The annual gathering of the American Society of Clinical Oncology (ASCO) is usually a showcase of the latest cancer treatment therapies and breakthroughs, but this year's conference in Chicago featured something new: A highly visible gripe session about the cost of drugs used to treat patients.
Leonard Saltz, M.D., chief of gastrointestinal oncology at Memorial Sloan Kettering Cancer Center, blasted the cost of cancer drugs during a speech to a large number of ASCO attendees, according to the Wall Street Journal.
"Cancer-drug prices are not related to the value of the drug," he told the audience during the ASCO plenary session, when speakers typically present research findings. "Prices are based on what has come before and what the seller believes the market will bear."
Drug prices have become an increasing burden on Americans, with 576,000 spending more than the nation's median household income on prescription medications last year, up 63 percent just from 2013. And some insured cancer patients can still wind up with bills of $100,000 or more due to the cost of their drugs.
Moreover, costs often cancel out advances in what oncology drugs can do. Saltz cited a new drug cocktail by Bristol-Myers that can stabilize metastatic melanoma patients for nearly a year on average, according to the Wall Street Journal.
But the cost is about $295,000 a year.
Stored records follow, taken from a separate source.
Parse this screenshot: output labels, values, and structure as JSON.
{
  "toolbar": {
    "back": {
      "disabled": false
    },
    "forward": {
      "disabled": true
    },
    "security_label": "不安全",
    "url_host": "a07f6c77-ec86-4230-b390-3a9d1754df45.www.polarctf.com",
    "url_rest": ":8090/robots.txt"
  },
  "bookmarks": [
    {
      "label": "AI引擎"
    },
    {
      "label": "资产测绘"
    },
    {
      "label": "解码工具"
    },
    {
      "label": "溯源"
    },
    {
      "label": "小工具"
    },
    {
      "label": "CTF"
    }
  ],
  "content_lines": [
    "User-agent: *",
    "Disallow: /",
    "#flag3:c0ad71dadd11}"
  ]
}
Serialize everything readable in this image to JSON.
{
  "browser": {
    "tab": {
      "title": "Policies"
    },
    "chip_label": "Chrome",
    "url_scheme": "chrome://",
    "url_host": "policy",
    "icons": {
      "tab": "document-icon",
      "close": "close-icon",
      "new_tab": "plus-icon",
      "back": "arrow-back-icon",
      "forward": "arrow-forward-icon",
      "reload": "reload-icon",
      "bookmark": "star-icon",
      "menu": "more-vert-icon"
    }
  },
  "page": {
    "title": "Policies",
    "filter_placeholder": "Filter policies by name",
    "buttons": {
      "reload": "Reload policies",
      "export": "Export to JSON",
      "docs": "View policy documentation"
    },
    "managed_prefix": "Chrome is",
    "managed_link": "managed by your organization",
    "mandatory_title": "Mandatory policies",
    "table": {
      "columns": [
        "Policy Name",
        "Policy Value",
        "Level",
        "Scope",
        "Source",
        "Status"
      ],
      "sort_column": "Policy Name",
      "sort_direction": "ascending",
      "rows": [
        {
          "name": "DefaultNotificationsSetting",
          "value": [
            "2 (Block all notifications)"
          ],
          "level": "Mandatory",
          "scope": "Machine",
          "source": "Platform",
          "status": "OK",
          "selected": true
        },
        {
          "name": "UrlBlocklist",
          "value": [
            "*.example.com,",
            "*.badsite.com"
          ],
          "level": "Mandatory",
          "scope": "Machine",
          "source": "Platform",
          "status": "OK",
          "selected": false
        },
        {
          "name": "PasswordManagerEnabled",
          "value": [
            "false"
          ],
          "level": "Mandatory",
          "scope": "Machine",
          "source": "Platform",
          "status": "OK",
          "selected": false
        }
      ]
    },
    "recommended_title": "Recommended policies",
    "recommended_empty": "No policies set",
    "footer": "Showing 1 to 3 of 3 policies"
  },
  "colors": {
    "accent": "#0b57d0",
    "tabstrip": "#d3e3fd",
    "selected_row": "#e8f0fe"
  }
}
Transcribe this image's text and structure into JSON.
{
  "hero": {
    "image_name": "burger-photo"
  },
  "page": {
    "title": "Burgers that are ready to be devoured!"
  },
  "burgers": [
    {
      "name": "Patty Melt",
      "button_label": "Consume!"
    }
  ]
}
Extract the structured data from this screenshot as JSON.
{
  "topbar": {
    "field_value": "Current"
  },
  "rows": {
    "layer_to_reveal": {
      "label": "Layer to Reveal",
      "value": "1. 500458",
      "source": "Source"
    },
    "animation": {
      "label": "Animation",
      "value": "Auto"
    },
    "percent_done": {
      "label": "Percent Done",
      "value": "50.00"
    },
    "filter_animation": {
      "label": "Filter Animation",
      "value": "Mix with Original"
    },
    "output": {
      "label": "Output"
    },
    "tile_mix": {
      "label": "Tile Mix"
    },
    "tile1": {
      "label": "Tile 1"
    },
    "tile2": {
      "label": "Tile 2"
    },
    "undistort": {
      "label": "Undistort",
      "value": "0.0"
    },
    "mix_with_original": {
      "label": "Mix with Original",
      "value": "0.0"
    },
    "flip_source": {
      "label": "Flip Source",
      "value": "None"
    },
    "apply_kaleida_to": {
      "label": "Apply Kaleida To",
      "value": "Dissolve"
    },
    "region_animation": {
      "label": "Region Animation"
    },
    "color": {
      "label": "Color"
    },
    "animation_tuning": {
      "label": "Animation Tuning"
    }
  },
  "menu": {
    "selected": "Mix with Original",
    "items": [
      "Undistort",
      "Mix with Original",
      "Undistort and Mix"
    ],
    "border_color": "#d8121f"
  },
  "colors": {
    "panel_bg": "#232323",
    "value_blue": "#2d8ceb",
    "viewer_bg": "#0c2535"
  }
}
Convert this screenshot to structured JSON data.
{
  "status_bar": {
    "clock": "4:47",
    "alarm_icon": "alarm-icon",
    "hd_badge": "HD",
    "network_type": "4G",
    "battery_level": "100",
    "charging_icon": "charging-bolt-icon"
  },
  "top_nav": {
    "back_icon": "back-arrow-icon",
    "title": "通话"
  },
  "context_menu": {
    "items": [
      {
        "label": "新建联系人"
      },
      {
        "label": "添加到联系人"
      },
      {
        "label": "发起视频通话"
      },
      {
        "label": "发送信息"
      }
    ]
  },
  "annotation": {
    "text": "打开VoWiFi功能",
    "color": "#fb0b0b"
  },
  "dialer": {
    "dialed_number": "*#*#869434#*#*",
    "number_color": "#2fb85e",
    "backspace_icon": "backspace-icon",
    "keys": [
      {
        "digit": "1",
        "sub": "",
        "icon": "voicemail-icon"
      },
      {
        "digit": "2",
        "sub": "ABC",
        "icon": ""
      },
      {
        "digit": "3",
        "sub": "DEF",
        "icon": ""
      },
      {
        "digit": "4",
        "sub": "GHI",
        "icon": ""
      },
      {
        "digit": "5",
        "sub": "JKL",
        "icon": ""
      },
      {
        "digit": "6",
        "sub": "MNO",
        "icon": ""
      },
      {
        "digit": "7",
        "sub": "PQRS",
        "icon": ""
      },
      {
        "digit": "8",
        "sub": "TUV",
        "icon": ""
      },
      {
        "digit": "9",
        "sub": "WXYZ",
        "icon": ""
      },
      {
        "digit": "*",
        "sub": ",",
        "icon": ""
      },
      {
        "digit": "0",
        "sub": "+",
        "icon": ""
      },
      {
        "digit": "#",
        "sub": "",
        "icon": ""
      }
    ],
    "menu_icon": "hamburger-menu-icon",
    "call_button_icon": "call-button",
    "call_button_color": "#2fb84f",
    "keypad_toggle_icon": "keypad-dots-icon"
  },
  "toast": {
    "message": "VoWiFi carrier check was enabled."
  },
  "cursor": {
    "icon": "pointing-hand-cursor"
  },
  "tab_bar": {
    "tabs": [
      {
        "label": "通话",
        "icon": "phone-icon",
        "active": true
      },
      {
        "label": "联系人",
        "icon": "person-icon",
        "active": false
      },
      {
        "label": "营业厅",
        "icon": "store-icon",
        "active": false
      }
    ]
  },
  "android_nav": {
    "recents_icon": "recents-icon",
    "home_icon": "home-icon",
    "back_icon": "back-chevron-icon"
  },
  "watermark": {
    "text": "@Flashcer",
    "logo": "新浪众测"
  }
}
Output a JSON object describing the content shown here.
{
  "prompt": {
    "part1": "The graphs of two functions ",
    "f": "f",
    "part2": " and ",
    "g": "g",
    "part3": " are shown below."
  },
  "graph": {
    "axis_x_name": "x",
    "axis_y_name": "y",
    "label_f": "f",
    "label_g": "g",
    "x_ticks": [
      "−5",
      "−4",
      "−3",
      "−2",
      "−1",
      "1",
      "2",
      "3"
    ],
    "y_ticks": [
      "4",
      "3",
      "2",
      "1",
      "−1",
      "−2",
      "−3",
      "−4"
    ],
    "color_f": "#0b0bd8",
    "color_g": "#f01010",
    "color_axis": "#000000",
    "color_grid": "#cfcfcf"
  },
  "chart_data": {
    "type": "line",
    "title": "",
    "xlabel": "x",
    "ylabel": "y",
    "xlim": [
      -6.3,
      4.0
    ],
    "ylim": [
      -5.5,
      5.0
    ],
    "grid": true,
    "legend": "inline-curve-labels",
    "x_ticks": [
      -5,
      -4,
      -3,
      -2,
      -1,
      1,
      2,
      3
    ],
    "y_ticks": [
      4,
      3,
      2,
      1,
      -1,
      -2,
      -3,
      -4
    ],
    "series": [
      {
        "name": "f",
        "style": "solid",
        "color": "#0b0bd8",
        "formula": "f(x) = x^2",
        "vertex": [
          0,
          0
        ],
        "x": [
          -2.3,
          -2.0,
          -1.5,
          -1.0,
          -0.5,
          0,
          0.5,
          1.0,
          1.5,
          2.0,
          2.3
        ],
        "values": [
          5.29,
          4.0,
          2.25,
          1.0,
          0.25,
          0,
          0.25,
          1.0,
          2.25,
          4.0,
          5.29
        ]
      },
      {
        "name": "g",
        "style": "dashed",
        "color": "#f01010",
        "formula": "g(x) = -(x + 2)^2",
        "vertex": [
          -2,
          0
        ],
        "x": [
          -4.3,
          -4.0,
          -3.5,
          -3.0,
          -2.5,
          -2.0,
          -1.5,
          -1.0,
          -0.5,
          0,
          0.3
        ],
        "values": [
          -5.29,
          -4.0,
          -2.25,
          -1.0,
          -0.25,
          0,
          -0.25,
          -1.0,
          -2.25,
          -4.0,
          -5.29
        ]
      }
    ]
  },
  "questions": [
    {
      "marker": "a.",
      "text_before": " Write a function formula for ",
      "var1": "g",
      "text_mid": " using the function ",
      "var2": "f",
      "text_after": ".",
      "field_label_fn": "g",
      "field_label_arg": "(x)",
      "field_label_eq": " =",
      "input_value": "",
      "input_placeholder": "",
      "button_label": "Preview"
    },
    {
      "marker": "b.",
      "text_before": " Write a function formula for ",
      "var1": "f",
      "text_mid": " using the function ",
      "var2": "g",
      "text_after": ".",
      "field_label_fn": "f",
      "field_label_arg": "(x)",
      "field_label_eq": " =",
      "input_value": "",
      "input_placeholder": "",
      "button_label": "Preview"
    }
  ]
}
Saltz said that if all cancer patients' drugs cost that much, it would cost $174 billion a year just for their medications.
Saltz also outlined a scenario where a patient receiving Merck & Co.'s Keytruda cancer drug could wind up costing nearly $1 million a year, PM Live reported.
However, the Pharmaceutical Research and Manufacturers of America told the Wall Street Journal in a statement that the use of generics and hard negotiations by commercial payers had kept price increases in check.